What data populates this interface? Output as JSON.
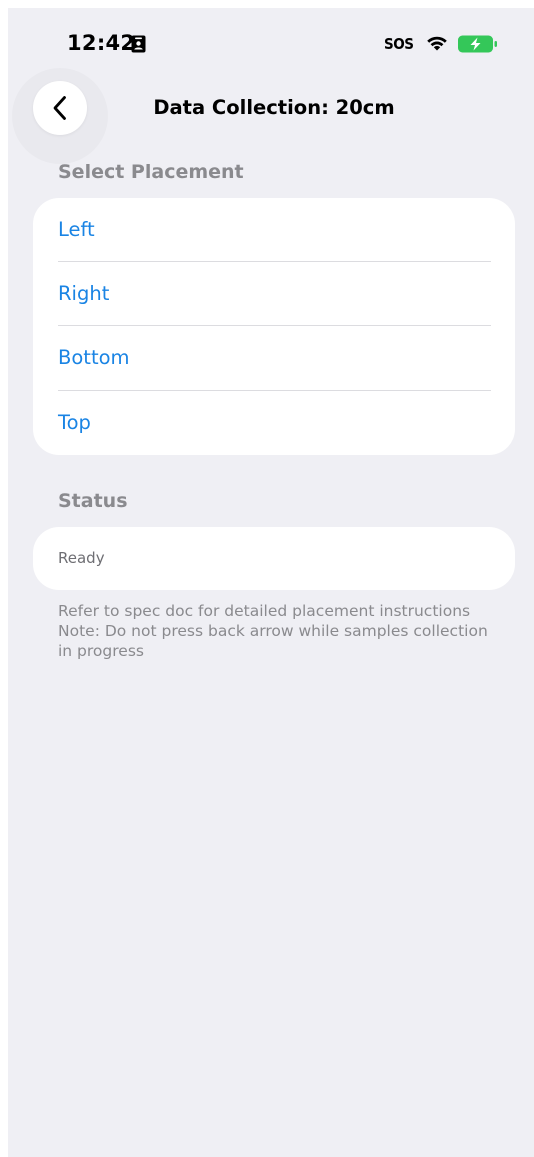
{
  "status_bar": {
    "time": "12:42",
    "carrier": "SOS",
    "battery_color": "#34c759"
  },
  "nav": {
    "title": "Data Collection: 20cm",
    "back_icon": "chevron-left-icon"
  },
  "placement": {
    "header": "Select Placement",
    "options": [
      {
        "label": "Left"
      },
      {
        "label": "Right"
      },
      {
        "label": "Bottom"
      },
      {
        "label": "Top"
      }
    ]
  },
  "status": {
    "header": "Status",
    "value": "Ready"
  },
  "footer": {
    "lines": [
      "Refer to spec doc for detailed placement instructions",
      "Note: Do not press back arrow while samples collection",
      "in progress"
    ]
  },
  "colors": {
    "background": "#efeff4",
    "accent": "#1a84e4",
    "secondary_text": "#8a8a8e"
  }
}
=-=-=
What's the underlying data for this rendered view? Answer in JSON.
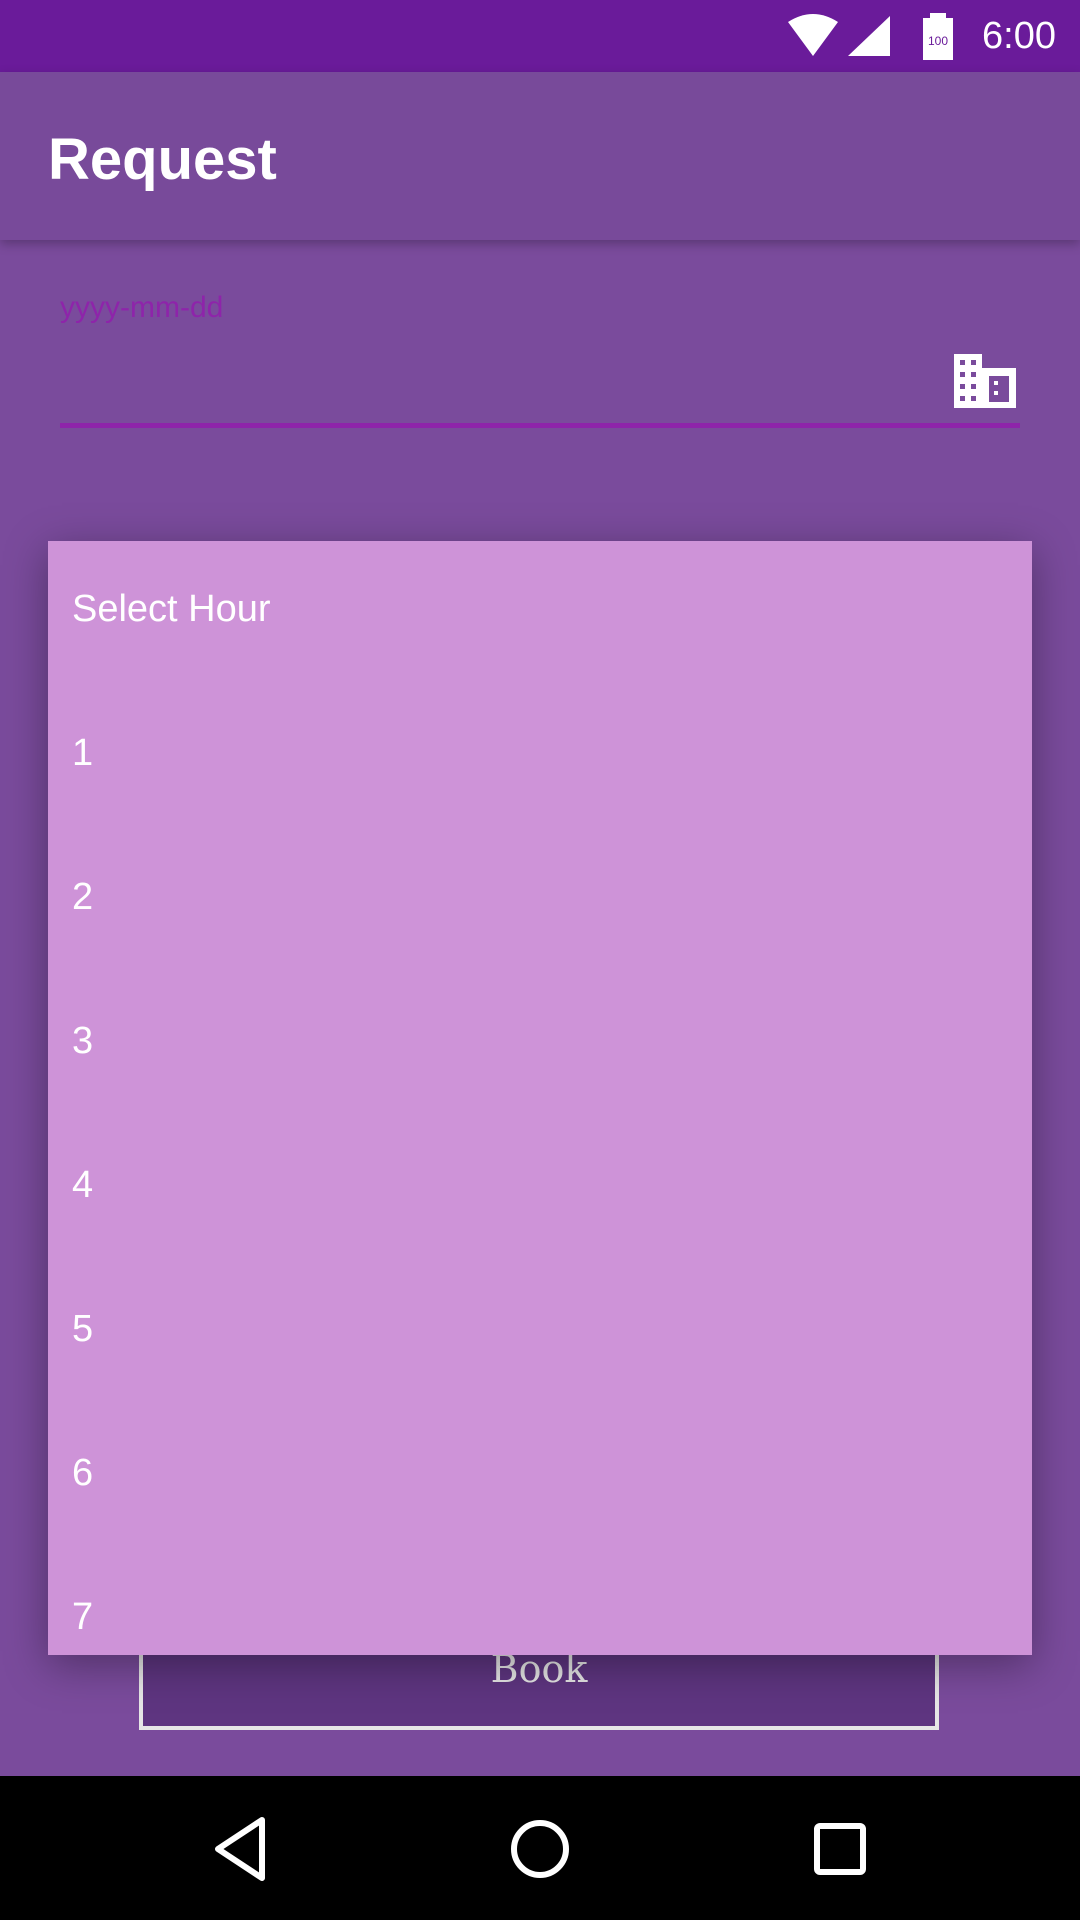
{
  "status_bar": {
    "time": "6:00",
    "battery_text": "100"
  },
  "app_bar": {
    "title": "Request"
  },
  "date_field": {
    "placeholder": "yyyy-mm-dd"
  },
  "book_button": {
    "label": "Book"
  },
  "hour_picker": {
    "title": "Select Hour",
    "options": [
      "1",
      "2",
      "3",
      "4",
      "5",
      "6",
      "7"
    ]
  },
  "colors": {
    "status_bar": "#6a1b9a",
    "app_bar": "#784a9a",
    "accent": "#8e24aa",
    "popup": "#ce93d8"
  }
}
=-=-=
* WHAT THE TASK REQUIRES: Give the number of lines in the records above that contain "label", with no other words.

* TASK RESULT: 5